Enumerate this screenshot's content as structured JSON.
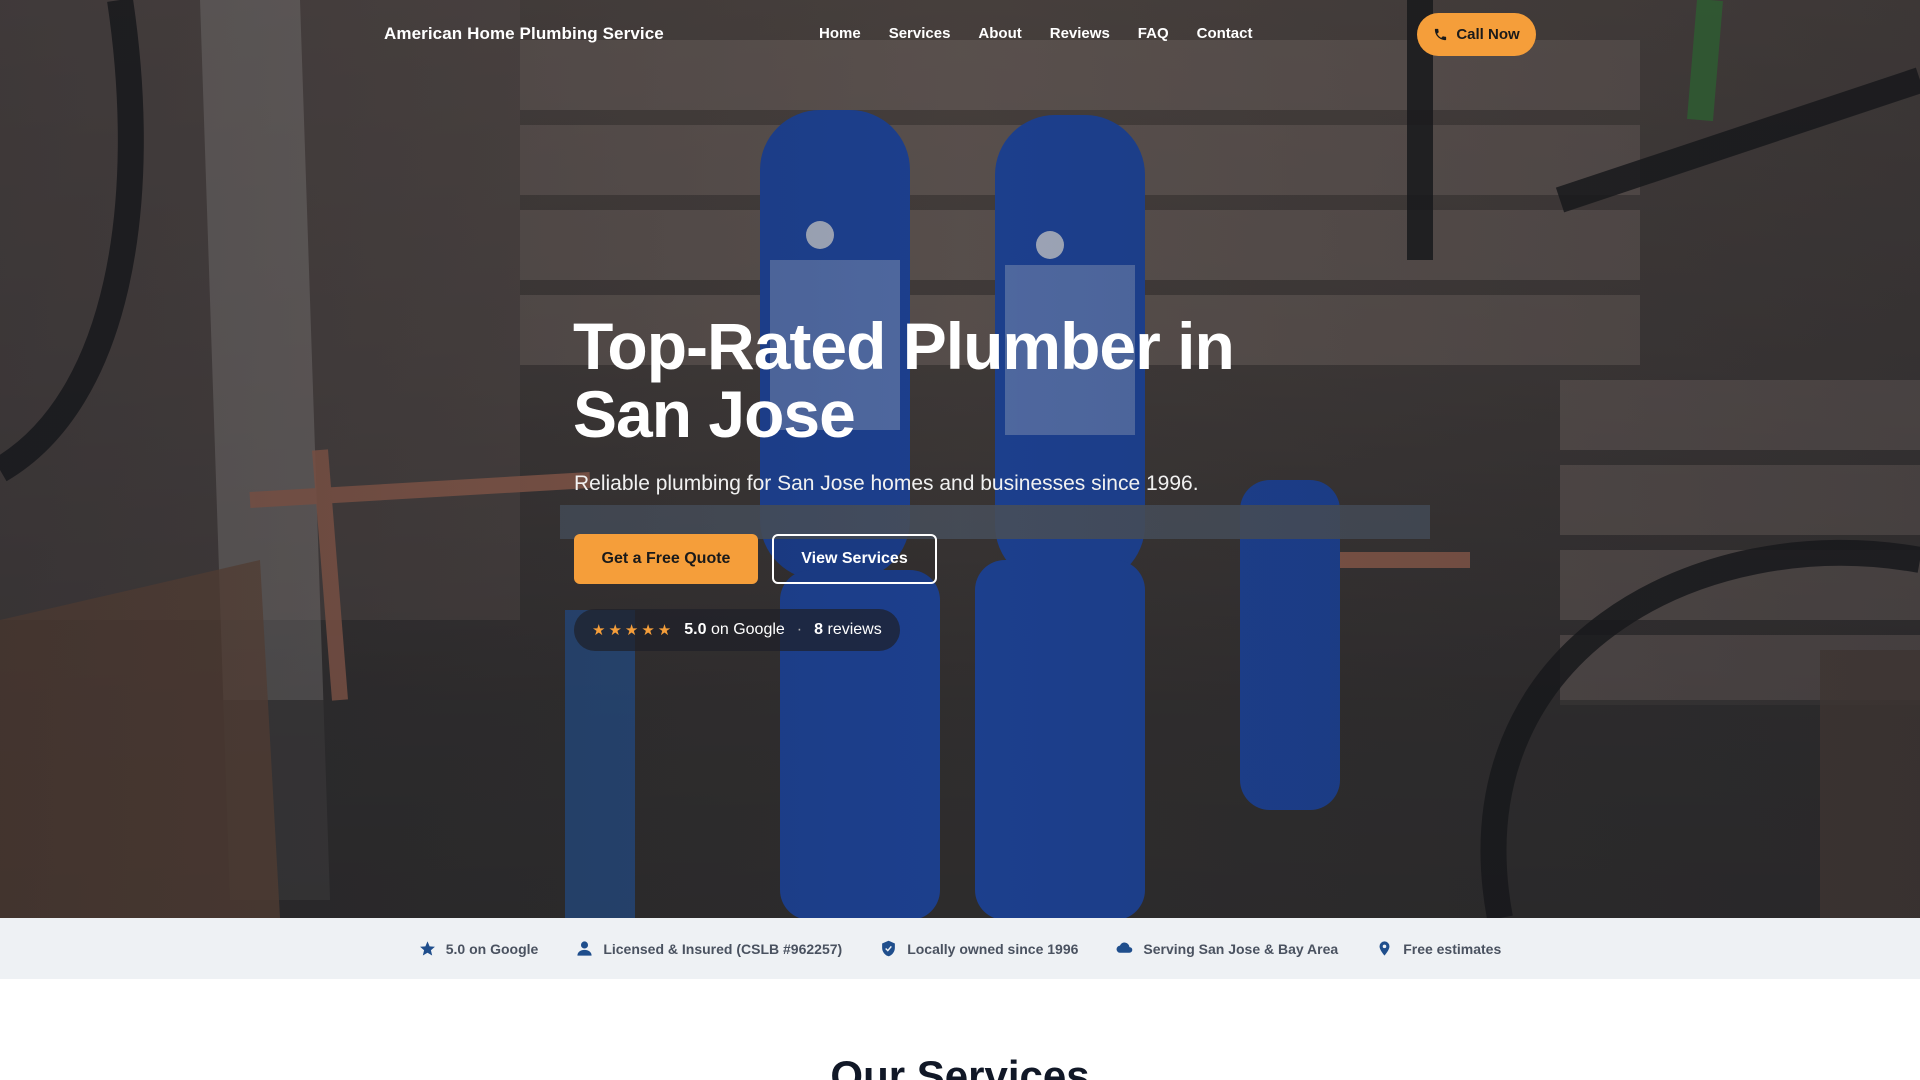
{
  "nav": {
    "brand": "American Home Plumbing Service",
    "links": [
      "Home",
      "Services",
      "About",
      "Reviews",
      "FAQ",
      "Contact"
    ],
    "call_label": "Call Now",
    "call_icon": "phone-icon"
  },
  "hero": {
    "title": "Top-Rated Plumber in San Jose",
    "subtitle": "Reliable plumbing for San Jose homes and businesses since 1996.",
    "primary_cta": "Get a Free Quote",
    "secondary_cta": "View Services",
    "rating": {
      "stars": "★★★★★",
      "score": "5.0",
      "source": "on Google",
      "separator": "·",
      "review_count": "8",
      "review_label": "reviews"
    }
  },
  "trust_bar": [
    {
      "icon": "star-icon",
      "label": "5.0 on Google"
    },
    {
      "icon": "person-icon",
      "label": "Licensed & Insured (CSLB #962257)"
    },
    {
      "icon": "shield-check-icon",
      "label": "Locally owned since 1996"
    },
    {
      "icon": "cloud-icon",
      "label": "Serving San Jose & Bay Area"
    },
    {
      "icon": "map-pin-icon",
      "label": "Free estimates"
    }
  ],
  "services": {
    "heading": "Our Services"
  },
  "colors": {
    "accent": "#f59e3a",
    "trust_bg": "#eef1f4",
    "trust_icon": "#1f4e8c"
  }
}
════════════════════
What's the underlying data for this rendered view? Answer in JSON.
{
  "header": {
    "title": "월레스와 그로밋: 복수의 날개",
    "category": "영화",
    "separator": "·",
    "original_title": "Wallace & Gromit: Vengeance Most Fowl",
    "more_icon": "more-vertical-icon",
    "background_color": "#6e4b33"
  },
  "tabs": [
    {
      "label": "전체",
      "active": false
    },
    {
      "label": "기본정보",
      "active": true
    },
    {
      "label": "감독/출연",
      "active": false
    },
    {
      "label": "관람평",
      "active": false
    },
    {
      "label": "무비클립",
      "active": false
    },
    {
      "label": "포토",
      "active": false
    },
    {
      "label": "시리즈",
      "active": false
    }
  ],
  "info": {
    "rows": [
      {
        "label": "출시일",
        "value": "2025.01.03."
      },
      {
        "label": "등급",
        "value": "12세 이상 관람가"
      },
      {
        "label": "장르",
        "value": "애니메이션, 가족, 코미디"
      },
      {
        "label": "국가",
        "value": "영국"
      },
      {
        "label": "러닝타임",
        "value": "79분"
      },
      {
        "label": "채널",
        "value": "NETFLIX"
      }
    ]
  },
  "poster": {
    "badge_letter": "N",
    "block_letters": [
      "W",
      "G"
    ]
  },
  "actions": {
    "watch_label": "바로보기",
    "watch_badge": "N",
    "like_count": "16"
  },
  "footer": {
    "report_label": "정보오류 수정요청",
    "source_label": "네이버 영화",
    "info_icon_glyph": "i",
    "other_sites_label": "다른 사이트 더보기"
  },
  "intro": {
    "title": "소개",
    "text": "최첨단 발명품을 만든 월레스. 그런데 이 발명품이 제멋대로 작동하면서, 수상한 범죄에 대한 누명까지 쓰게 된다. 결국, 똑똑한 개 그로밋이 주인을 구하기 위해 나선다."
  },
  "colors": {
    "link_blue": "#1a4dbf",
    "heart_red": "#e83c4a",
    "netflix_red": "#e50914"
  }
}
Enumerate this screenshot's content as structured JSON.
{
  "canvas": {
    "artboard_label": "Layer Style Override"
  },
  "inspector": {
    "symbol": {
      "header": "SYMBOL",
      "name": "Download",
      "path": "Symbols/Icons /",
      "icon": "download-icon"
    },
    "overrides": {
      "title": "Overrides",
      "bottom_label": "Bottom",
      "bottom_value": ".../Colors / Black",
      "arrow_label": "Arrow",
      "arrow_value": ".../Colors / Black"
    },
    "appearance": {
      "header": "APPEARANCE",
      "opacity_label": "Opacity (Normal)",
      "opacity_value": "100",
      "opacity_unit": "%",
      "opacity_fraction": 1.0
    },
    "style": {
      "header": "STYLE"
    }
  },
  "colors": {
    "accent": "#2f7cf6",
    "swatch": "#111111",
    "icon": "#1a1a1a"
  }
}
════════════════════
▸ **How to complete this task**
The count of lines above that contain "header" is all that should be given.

▸ **Written answer**
4